- [TASK INSTRUCTIONS] Set down each record exactly as written.

- [INFORMATION GIVEN]
______________________________

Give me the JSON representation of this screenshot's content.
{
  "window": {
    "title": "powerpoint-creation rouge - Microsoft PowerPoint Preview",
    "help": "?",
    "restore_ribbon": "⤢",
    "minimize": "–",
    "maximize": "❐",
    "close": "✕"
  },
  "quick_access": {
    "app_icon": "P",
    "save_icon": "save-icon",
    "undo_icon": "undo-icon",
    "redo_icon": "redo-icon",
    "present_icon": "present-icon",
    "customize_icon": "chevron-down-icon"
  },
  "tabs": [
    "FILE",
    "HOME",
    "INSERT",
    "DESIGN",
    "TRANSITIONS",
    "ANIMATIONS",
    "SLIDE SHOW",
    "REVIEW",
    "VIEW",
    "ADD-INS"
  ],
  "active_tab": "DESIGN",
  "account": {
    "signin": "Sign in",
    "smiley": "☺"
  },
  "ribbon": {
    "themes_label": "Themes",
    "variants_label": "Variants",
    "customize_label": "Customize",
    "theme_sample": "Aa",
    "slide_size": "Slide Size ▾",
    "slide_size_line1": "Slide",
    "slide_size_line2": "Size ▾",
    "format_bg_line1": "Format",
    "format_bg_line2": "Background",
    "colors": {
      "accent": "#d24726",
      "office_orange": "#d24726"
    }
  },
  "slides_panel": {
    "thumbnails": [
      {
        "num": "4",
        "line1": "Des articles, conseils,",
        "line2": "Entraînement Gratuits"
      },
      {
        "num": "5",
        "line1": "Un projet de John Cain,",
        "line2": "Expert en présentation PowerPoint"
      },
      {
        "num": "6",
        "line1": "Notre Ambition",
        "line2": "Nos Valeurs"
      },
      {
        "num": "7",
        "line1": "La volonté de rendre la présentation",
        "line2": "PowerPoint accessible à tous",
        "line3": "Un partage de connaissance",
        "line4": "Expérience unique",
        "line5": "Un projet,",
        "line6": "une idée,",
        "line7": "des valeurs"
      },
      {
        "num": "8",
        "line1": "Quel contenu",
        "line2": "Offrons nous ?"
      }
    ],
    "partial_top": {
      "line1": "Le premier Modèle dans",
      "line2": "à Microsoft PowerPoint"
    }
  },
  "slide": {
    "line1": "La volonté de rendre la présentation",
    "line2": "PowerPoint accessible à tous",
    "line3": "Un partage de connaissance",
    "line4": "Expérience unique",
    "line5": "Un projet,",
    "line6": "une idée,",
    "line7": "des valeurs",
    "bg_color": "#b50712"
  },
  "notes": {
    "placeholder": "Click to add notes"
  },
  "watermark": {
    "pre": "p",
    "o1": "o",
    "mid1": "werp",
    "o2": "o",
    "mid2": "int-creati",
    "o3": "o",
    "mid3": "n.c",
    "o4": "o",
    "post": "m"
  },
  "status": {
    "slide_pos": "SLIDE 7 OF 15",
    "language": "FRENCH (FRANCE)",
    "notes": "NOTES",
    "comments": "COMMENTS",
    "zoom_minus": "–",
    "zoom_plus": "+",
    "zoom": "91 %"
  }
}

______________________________

- [EXERCISE ANSWER]
Give me the JSON representation of this screenshot's content.
{
  "window": {
    "title": "powerpoint-creation rouge - Microsoft PowerPoint Preview",
    "help": "?",
    "restore_ribbon": "⤢",
    "minimize": "–",
    "maximize": "❐",
    "close": "✕"
  },
  "quick_access": {
    "app_icon": "P",
    "save_icon": "save-icon",
    "undo_icon": "undo-icon",
    "redo_icon": "redo-icon",
    "present_icon": "present-icon",
    "customize_icon": "chevron-down-icon"
  },
  "tabs": [
    "FILE",
    "HOME",
    "INSERT",
    "DESIGN",
    "TRANSITIONS",
    "ANIMATIONS",
    "SLIDE SHOW",
    "REVIEW",
    "VIEW",
    "ADD-INS"
  ],
  "active_tab": "DESIGN",
  "account": {
    "signin": "Sign in",
    "smiley": "☺"
  },
  "ribbon": {
    "themes_label": "Themes",
    "variants_label": "Variants",
    "customize_label": "Customize",
    "theme_sample": "Aa",
    "slide_size": "Slide Size ▾",
    "slide_size_line1": "Slide",
    "slide_size_line2": "Size ▾",
    "format_bg_line1": "Format",
    "format_bg_line2": "Background",
    "colors": {
      "accent": "#d24726",
      "office_orange": "#d24726"
    }
  },
  "slides_panel": {
    "thumbnails": [
      {
        "num": "4",
        "line1": "Des articles, conseils,",
        "line2": "Entraînement Gratuits"
      },
      {
        "num": "5",
        "line1": "Un projet de John Cain,",
        "line2": "Expert en présentation PowerPoint"
      },
      {
        "num": "6",
        "line1": "Notre Ambition",
        "line2": "Nos Valeurs"
      },
      {
        "num": "7",
        "line1": "La volonté de rendre la présentation",
        "line2": "PowerPoint accessible à tous",
        "line3": "Un partage de connaissance",
        "line4": "Expérience unique",
        "line5": "Un projet,",
        "line6": "une idée,",
        "line7": "des valeurs"
      },
      {
        "num": "8",
        "line1": "Quel contenu",
        "line2": "Offrons nous ?"
      }
    ],
    "partial_top": {
      "line1": "Le premier Modèle dans",
      "line2": "à Microsoft PowerPoint"
    }
  },
  "slide": {
    "line1": "La volonté de rendre la présentation",
    "line2": "PowerPoint accessible à tous",
    "line3": "Un partage de connaissance",
    "line4": "Expérience unique",
    "line5": "Un projet,",
    "line6": "une idée,",
    "line7": "des valeurs",
    "bg_color": "#b50712"
  },
  "notes": {
    "placeholder": "Click to add notes"
  },
  "watermark": {
    "pre": "p",
    "o1": "o",
    "mid1": "werp",
    "o2": "o",
    "mid2": "int-creati",
    "o3": "o",
    "mid3": "n.c",
    "o4": "o",
    "post": "m"
  },
  "status": {
    "slide_pos": "SLIDE 7 OF 15",
    "language": "FRENCH (FRANCE)",
    "notes": "NOTES",
    "comments": "COMMENTS",
    "zoom_minus": "–",
    "zoom_plus": "+",
    "zoom": "91 %"
  }
}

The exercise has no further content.